[Component data from apps and pages]
-- Opening Marker --

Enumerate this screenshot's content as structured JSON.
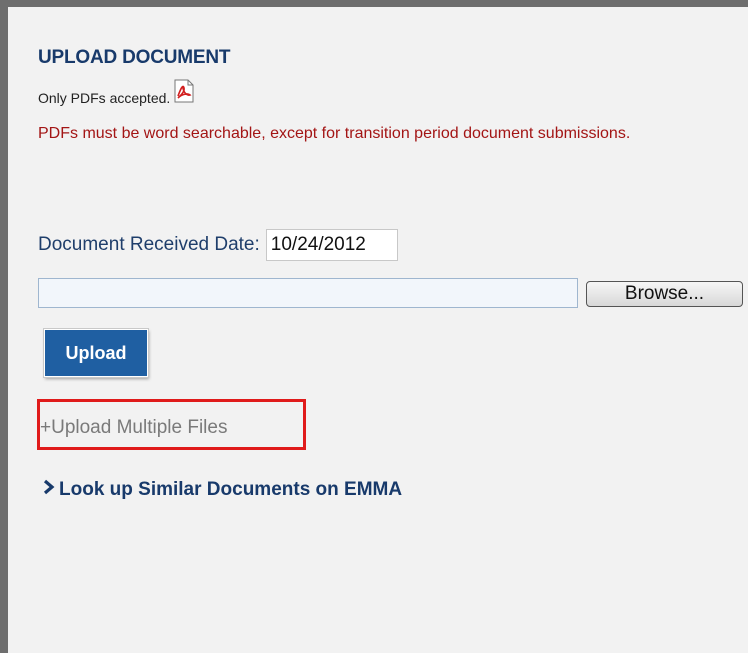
{
  "upload": {
    "title": "UPLOAD DOCUMENT",
    "only_pdfs": "Only PDFs accepted.",
    "pdf_icon": "pdf-file-icon",
    "warning": "PDFs must be word searchable, except for transition period document submissions.",
    "date_label": "Document Received Date:",
    "date_value": "10/24/2012",
    "file_value": "",
    "browse_label": "Browse...",
    "upload_label": "Upload",
    "multi_link": "+Upload Multiple Files",
    "chevron_icon": "chevron-right-icon",
    "emma_link": "Look up Similar Documents on EMMA"
  },
  "colors": {
    "heading": "#183a6b",
    "warning": "#a31515",
    "button": "#1f5fa2",
    "highlight": "#e01b1b"
  }
}
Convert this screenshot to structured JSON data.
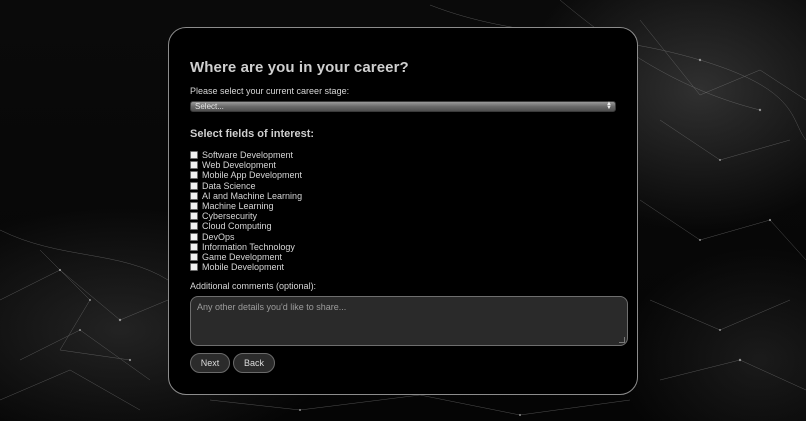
{
  "form": {
    "title": "Where are you in your career?",
    "stage_label": "Please select your current career stage:",
    "stage_select": {
      "selected": "Select..."
    },
    "fields_title": "Select fields of interest:",
    "fields": [
      {
        "label": "Software Development",
        "checked": false
      },
      {
        "label": "Web Development",
        "checked": false
      },
      {
        "label": "Mobile App Development",
        "checked": false
      },
      {
        "label": "Data Science",
        "checked": false
      },
      {
        "label": "AI and Machine Learning",
        "checked": false
      },
      {
        "label": "Machine Learning",
        "checked": false
      },
      {
        "label": "Cybersecurity",
        "checked": false
      },
      {
        "label": "Cloud Computing",
        "checked": false
      },
      {
        "label": "DevOps",
        "checked": false
      },
      {
        "label": "Information Technology",
        "checked": false
      },
      {
        "label": "Game Development",
        "checked": false
      },
      {
        "label": "Mobile Development",
        "checked": false
      }
    ],
    "comments_label": "Additional comments (optional):",
    "comments_placeholder": "Any other details you'd like to share...",
    "next_label": "Next",
    "back_label": "Back"
  },
  "colors": {
    "card_background": "#000000",
    "card_border": "#8c8c8c",
    "text": "#d6d6d6",
    "button_background": "#2b2b2b"
  }
}
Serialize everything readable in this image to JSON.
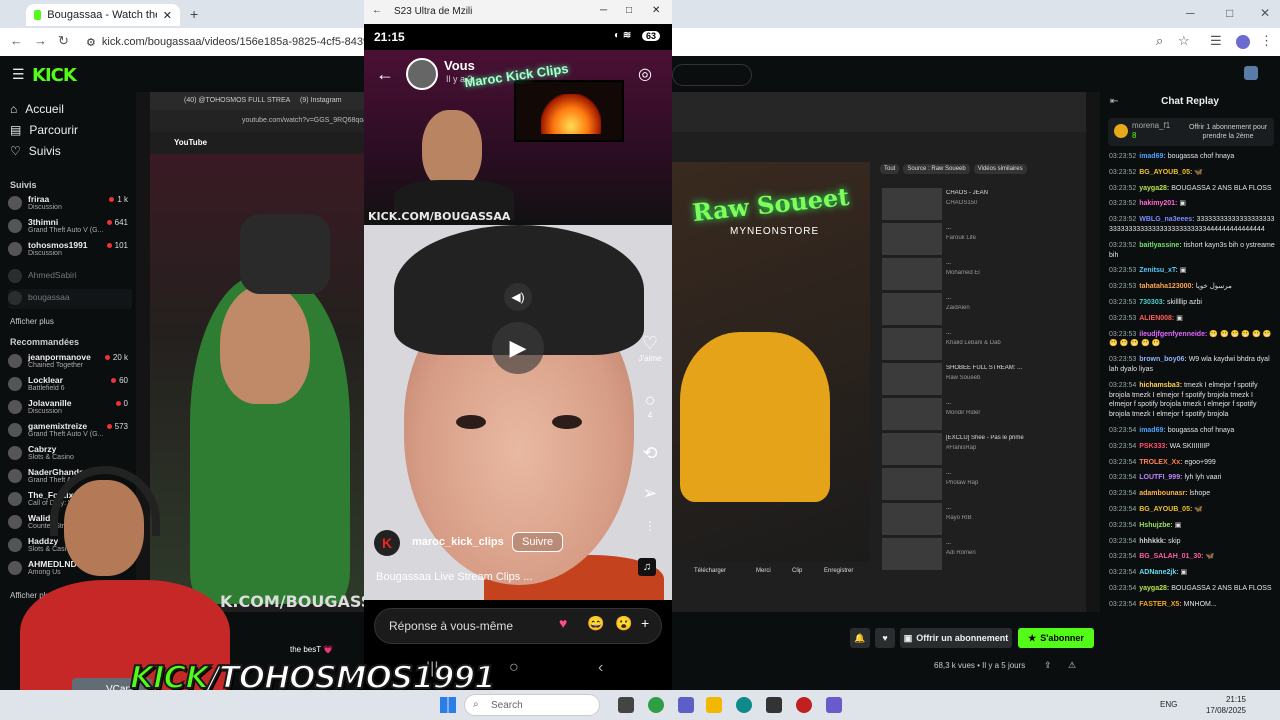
{
  "browser": {
    "tab1_title": "Bougassaa - Watch the VOD o",
    "url": "kick.com/bougassaa/videos/156e185a-9825-4cf5-8439-f83f774"
  },
  "kick": {
    "logo": "KICK",
    "nav": {
      "home": "Accueil",
      "browse": "Parcourir",
      "following": "Suivis"
    },
    "following_header": "Suivis",
    "following": [
      {
        "name": "friraa",
        "sub": "Discussion",
        "viewers": "1 k"
      },
      {
        "name": "3thimni",
        "sub": "Grand Theft Auto V (G...",
        "viewers": "641"
      },
      {
        "name": "tohosmos1991",
        "sub": "Discussion",
        "viewers": "101"
      },
      {
        "name": "AhmedSabiri",
        "sub": "",
        "viewers": ""
      },
      {
        "name": "bougassaa",
        "sub": "",
        "viewers": ""
      }
    ],
    "show_more": "Afficher plus",
    "recommended_header": "Recommandées",
    "recommended": [
      {
        "name": "jeanpormanove",
        "sub": "Chained Together",
        "viewers": "20 k"
      },
      {
        "name": "Locklear",
        "sub": "Battlefield 6",
        "viewers": "60"
      },
      {
        "name": "Jolavanille",
        "sub": "Discussion",
        "viewers": "0"
      },
      {
        "name": "gamemixtreize",
        "sub": "Grand Theft Auto V (G...",
        "viewers": "573"
      },
      {
        "name": "Cabrzy",
        "sub": "Slots & Casino",
        "viewers": ""
      },
      {
        "name": "NaderGhande",
        "sub": "Grand Theft Au",
        "viewers": ""
      },
      {
        "name": "The_Footix",
        "sub": "Call of Duty: W",
        "viewers": ""
      },
      {
        "name": "Walid",
        "sub": "Counter-Str",
        "viewers": ""
      },
      {
        "name": "Haddzy",
        "sub": "Slots & Casi",
        "viewers": ""
      },
      {
        "name": "AHMEDLNDY",
        "sub": "Among Us",
        "viewers": ""
      }
    ],
    "show_more2": "Afficher plus"
  },
  "inner_browser": {
    "tab1": "(40) @TOHOSMOS FULL STREA",
    "tab2": "(9) Instagram",
    "url": "youtube.com/watch?v=GGS_9RQ68qo&t",
    "yt_logo": "YouTube",
    "watermark": "K.COM/BOUGASSAA"
  },
  "right_window": {
    "neon": "Raw Soueet",
    "neon_sub": "MYNEONSTORE",
    "chips": [
      "Tout",
      "Source : Raw Soueeb",
      "Vidéos similaires"
    ],
    "list": [
      {
        "title": "CHAOS - JEAN",
        "meta": "CHAOS150"
      },
      {
        "title": "...",
        "meta": "Farouk Life"
      },
      {
        "title": "...",
        "meta": "Mohamed El"
      },
      {
        "title": "...",
        "meta": "ZaidAlen"
      },
      {
        "title": "...",
        "meta": "Khalid Lebani & Dab"
      },
      {
        "title": "SHOBEE FULL STREAM: ...",
        "meta": "Raw Soueeb"
      },
      {
        "title": "...",
        "meta": "Mondir Rider"
      },
      {
        "title": "[EXCLU] Shee - Pas le prime",
        "meta": "#FlanisRap"
      },
      {
        "title": "...",
        "meta": "Pholaw Rap"
      },
      {
        "title": "...",
        "meta": "Rayo RIB"
      },
      {
        "title": "...",
        "meta": "Adi Romen"
      }
    ],
    "bottom_actions": [
      "Télécharger",
      "Merci",
      "Clip",
      "Enregistrer"
    ]
  },
  "phone": {
    "window_title": "S23 Ultra de Mzili",
    "time": "21:15",
    "battery": "63",
    "story_user": "Vous",
    "story_time": "Il y a 2",
    "neon_sign": "Maroc Kick Clips",
    "cam_url": "KICK.COM/BOUGASSAA",
    "reel_author": "maroc_kick_clips",
    "follow": "Suivre",
    "caption": "Bougassaa Live Stream Clips ...",
    "like_label": "J'aime",
    "comment_count": "4",
    "reply_placeholder": "Réponse à vous-même"
  },
  "chat": {
    "title": "Chat Replay",
    "pinned_user": "morena_f1",
    "pinned_count": "8",
    "pinned_msg": "Offrir 1 abonnement pour prendre la 2ème",
    "messages": [
      {
        "ts": "03:23:52",
        "user": "imad69:",
        "color": "#4aa3ff",
        "text": "bougassa chof hnaya"
      },
      {
        "ts": "03:23:52",
        "user": "BG_AYOUB_05:",
        "color": "#f0c030",
        "text": "🦋"
      },
      {
        "ts": "03:23:52",
        "user": "yayga28:",
        "color": "#b7e34a",
        "text": "BOUGASSA 2 ANS BLA FLOSS"
      },
      {
        "ts": "03:23:52",
        "user": "hakimy201:",
        "color": "#ff6bd0",
        "text": "▣"
      },
      {
        "ts": "03:23:52",
        "user": "WBLG_na3eees:",
        "color": "#7f8cff",
        "text": "333333333333333333333333333333333333333333333444444444444444"
      },
      {
        "ts": "03:23:52",
        "user": "baitlyassine:",
        "color": "#6fe36f",
        "text": "tishort kayn3s bih o ystreame bih"
      },
      {
        "ts": "03:23:53",
        "user": "Zenitsu_xT:",
        "color": "#5ac8fa",
        "text": "▣"
      },
      {
        "ts": "03:23:53",
        "user": "tahataha123000:",
        "color": "#ffa64d",
        "text": "مرسول خويا"
      },
      {
        "ts": "03:23:53",
        "user": "730303:",
        "color": "#4fd3c4",
        "text": "skillllip azbi"
      },
      {
        "ts": "03:23:53",
        "user": "ALIEN008:",
        "color": "#ff5c5c",
        "text": "▣"
      },
      {
        "ts": "03:23:53",
        "user": "ileudjfgenfyenneide:",
        "color": "#e067ff",
        "text": "😬 😬 😬 😬 😬 😬 😬 😬 😬 😬 😬"
      },
      {
        "ts": "03:23:53",
        "user": "brown_boy06:",
        "color": "#8fb3ff",
        "text": "W9 wla kaydwi bhdra dyal lah dyalo liyas"
      },
      {
        "ts": "03:23:54",
        "user": "hichamsba3:",
        "color": "#ffd24a",
        "text": "tmezk I elmejor f spotify brojola tmezk I elmejor f spotify brojola tmezk I elmejor f spotify brojola tmezk I elmejor f spotify brojola tmezk I elmejor f spotify brojola"
      },
      {
        "ts": "03:23:54",
        "user": "imad69:",
        "color": "#4aa3ff",
        "text": "bougassa chof hnaya"
      },
      {
        "ts": "03:23:54",
        "user": "PSK333:",
        "color": "#ff4d6d",
        "text": "WA SKIIIIIIIP"
      },
      {
        "ts": "03:23:54",
        "user": "TROLEX_Xx:",
        "color": "#ff7f50",
        "text": "egoo+999"
      },
      {
        "ts": "03:23:54",
        "user": "LOUTFI_999:",
        "color": "#c084fc",
        "text": "lyh lyh vaari"
      },
      {
        "ts": "03:23:54",
        "user": "adambounasr:",
        "color": "#ffb347",
        "text": "lshope"
      },
      {
        "ts": "03:23:54",
        "user": "BG_AYOUB_05:",
        "color": "#f0c030",
        "text": "🦋"
      },
      {
        "ts": "03:23:54",
        "user": "Hshujzbe:",
        "color": "#9be15d",
        "text": "▣"
      },
      {
        "ts": "03:23:54",
        "user": "hhhkkk:",
        "color": "#cfcfcf",
        "text": "skip"
      },
      {
        "ts": "03:23:54",
        "user": "BG_SALAH_01_30:",
        "color": "#ff5fa2",
        "text": "🦋"
      },
      {
        "ts": "03:23:54",
        "user": "ADNane2jk:",
        "color": "#66d9ef",
        "text": "▣"
      },
      {
        "ts": "03:23:54",
        "user": "yayga28:",
        "color": "#b7e34a",
        "text": "BOUGASSA 2 ANS BLA FLOSS"
      },
      {
        "ts": "03:23:54",
        "user": "FASTER_X5:",
        "color": "#f5a623",
        "text": "MNHOM..."
      }
    ]
  },
  "actions": {
    "gift": "Offrir un abonnement",
    "subscribe": "S'abonner",
    "views": "68,3 k vues • Il y a 5 jours"
  },
  "webcam": {
    "overlay_kick": "KICK",
    "overlay_rest": "/TOHOSMOS1991",
    "vcam": "VCan",
    "best_text": "the besT 💗"
  },
  "taskbar": {
    "search": "Search",
    "lang": "ENG",
    "time": "21:15",
    "date": "17/08/2025"
  }
}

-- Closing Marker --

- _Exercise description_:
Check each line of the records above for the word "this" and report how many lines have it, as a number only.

- _Task response_:
3